Blaming what he called “alt-left” protesters as well as the white supremacists for the violence, Trump downplayed the intentions of the rally participants, noting that the white supremacists had obtained permits for the rally that counterprotesters crashed. 

“Not all of those people were white supremacists, by any stretch. I’ve condemned neo-Nazis, I’ve condemned many groups, but not all of those people were neo-Nazis, believe me,” he said. 

“There’s blame on both sides.” 

Those comments drew criticism from many who questioned why Trump decided to liken white supremacist at the rally, some of whom assembled on Friday holding torches and chanting "Jews will not replace us," with those who came out to protest their views. 

Republicans have issued broad denouncements of white supremacy and racism since the weekend's events, but Gardner and Stivers went further to address their criticism directly to the president.

Gardner tweeted shortly after Trump’s initial remarks on Saturday with a call for the president to “call evil by its name.” Gardner doubled down during a Tuesday town hall after Trump’s press conference. 
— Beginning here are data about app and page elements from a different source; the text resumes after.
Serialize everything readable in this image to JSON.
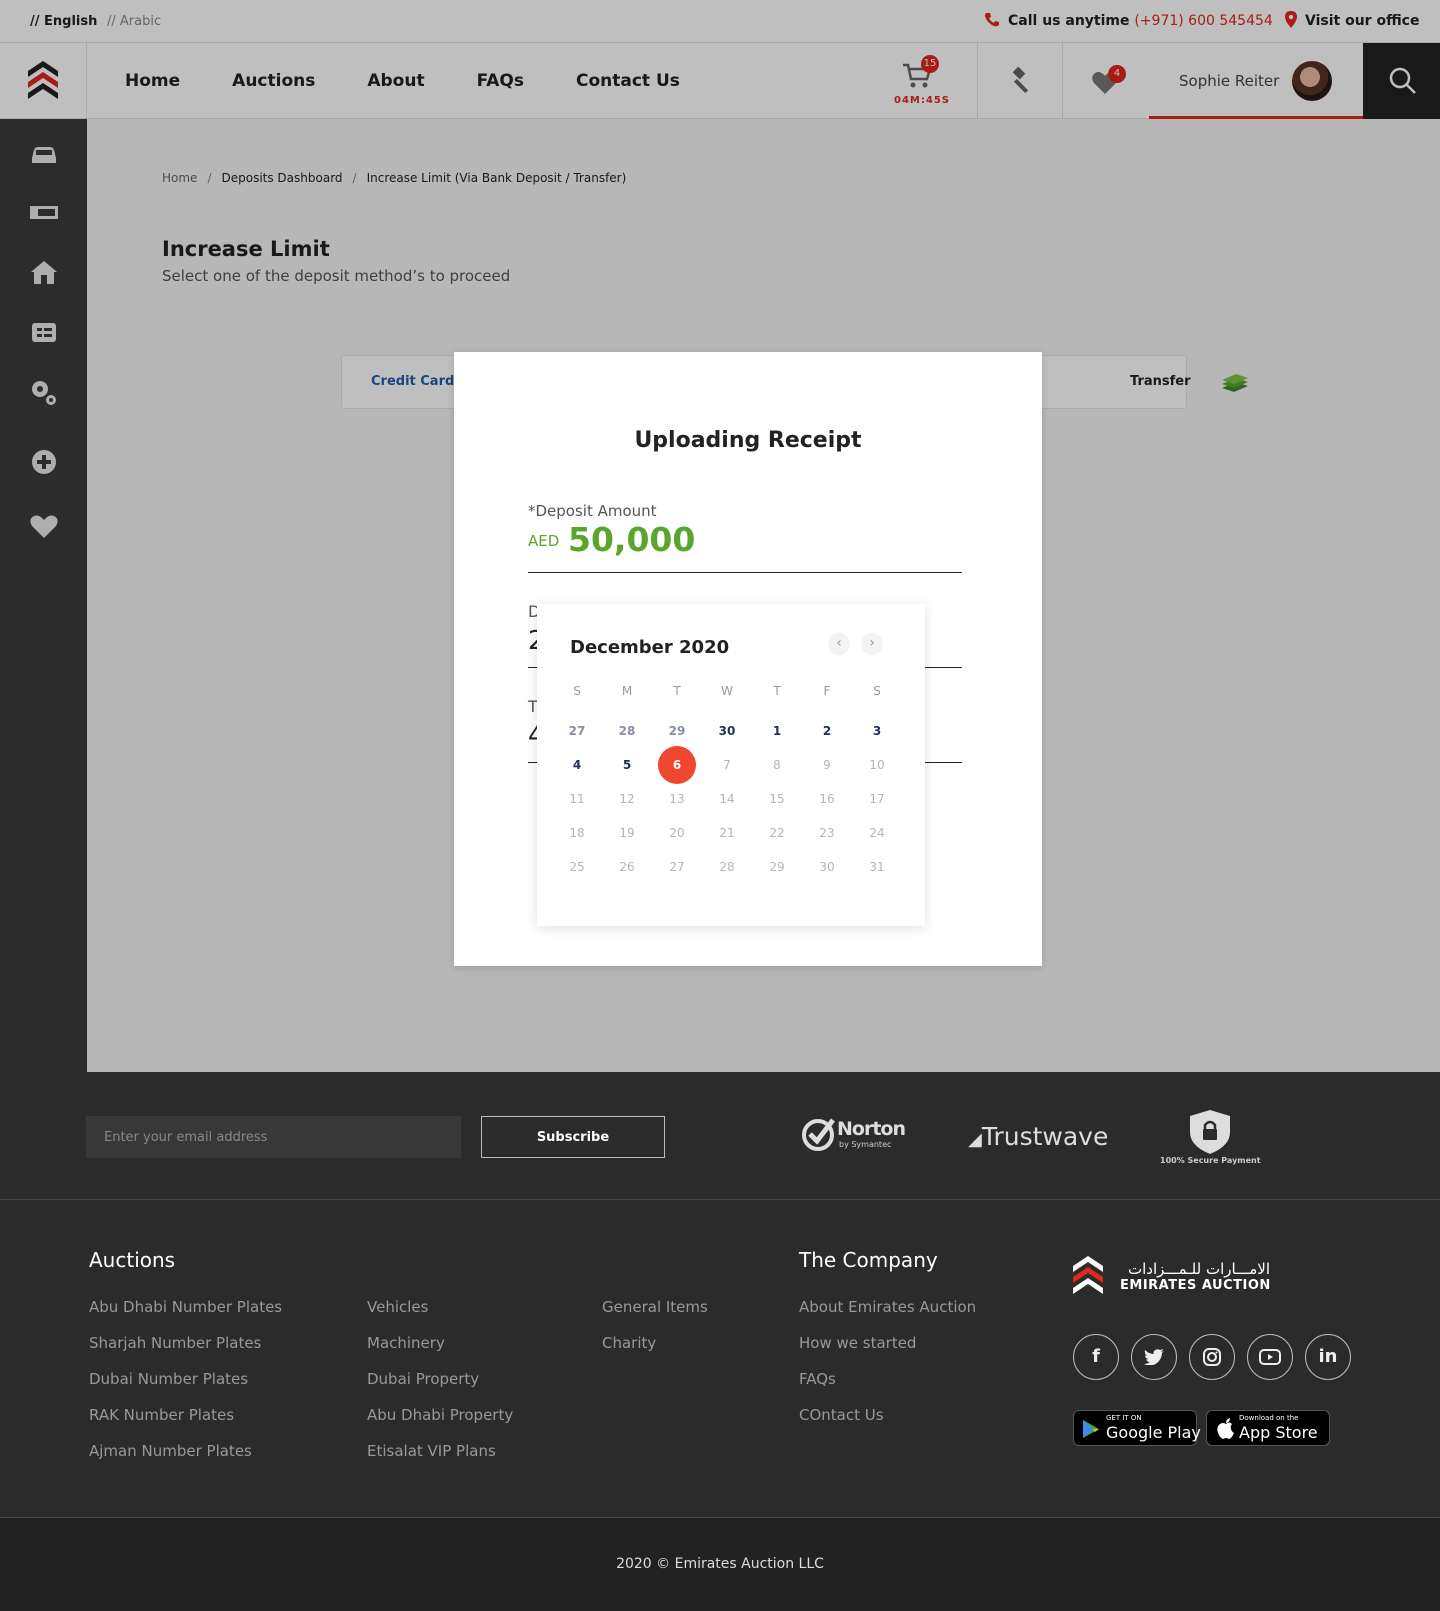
{
  "topbar": {
    "lang_en": "// English",
    "lang_ar": "// Arabic",
    "call_label": "Call us anytime",
    "call_number": "(+971) 600 545454",
    "visit_label": "Visit our office"
  },
  "nav": {
    "menu": [
      "Home",
      "Auctions",
      "About",
      "FAQs",
      "Contact Us"
    ],
    "cart_count": "15",
    "timer": "04M:45S",
    "favorites_count": "4",
    "user_name": "Sophie Reiter"
  },
  "breadcrumb": [
    "Home",
    "Deposits Dashboard",
    "Increase Limit (Via Bank Deposit / Transfer)"
  ],
  "page": {
    "title": "Increase Limit",
    "subtitle": "Select one of the deposit method’s to proceed",
    "option_credit": "Credit Card",
    "option_transfer": "Transfer"
  },
  "modal": {
    "title": "Uploading Receipt",
    "amount_label": "*Deposit Amount",
    "currency": "AED",
    "amount": "50,000",
    "field2_label_partial": "D",
    "field2_value_partial": "2",
    "field3_label_partial": "T",
    "field3_value_partial": "4"
  },
  "calendar": {
    "month_label": "December 2020",
    "weekdays": [
      "S",
      "M",
      "T",
      "W",
      "T",
      "F",
      "S"
    ],
    "weeks": [
      [
        "27",
        "28",
        "29",
        "30",
        "1",
        "2",
        "3"
      ],
      [
        "4",
        "5",
        "6",
        "7",
        "8",
        "9",
        "10"
      ],
      [
        "11",
        "12",
        "13",
        "14",
        "15",
        "16",
        "17"
      ],
      [
        "18",
        "19",
        "20",
        "21",
        "22",
        "23",
        "24"
      ],
      [
        "25",
        "26",
        "27",
        "28",
        "29",
        "30",
        "31"
      ]
    ],
    "selected_day": "6"
  },
  "footer": {
    "email_placeholder": "Enter your email address",
    "subscribe": "Subscribe",
    "norton": "Norton",
    "norton_sub": "by Symantec",
    "trustwave": "Trustwave",
    "secure_payment": "100% Secure Payment",
    "auctions_heading": "Auctions",
    "auctions_col1": [
      "Abu Dhabi Number Plates",
      "Sharjah Number Plates",
      "Dubai Number Plates",
      "RAK Number Plates",
      "Ajman Number Plates"
    ],
    "auctions_col2": [
      "Vehicles",
      "Machinery",
      "Dubai Property",
      "Abu Dhabi Property",
      "Etisalat VIP Plans"
    ],
    "auctions_col3": [
      "General Items",
      "Charity"
    ],
    "company_heading": "The Company",
    "company_links": [
      "About Emirates Auction",
      "How we started",
      "FAQs",
      "COntact Us"
    ],
    "brand_ar": "الامـــارات للـمـــزادات",
    "brand_en": "EMIRATES AUCTION",
    "social": [
      "facebook-icon",
      "twitter-icon",
      "instagram-icon",
      "youtube-icon",
      "linkedin-icon"
    ],
    "google_play_small": "GET IT ON",
    "google_play": "Google Play",
    "app_store_small": "Download on the",
    "app_store": "App Store",
    "copyright": "2020 © Emirates Auction LLC"
  }
}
“The president should’ve immediately denounced the racism, the bigotry, the hatred that he saw in Charlottesville,” he said. 

“The president should’ve done that immediately. And what he did today again goes back on what he said yesterday, and that’s unacceptable.”

Stivers issued a statement from his official office Tuesday afternoon criticizing Trump’s response to the violence.

“I don’t understand what’s so hard about this,” Stivers said. “White supremacists and Neo-Nazis are evil and shouldn’t be defended.”

The comments from the Republican campaign chiefs give candidates cover if they wanted to condemn Trump, too. 

In the minds of Democrats, the GOP condemnations are coming too late. They’re labeling organizations like the NRSC and NRCC as happy to ride Trump’s electoral coattails for almost a year despite repeated racial controversies.

“Their lack of moral clarity helped set the stage for the disgusting display that we witnessed at Trump’s unhinged press conference, and House Republicans must be held accountable along with the President,” Democratic Congressional Campaign Committee (DCCC) spokesman Tyler Law said in a statement to reporters. 

Hours after releasing that statement, the DCCC sent reporters another release that accuses a smattering of vulnerable Republicans of helping to “pave the way for President Trump’s racially charged presidency.”

“Their hollow Tweets have been an insultingly weak response to Trump’s equivocating on white supremacists and Nazis, but it’s sadly not surprising," Law said. 

Republicans are keeping an eye on whether Trump’s remarks will tarnish the GOP’s brand. 

“It’s not about what people inside Washington, D.C., think, it’s what the rest of the country feels,” Heye said. “Whatever his approval rating remains with Republican voters is going to be very determinative.”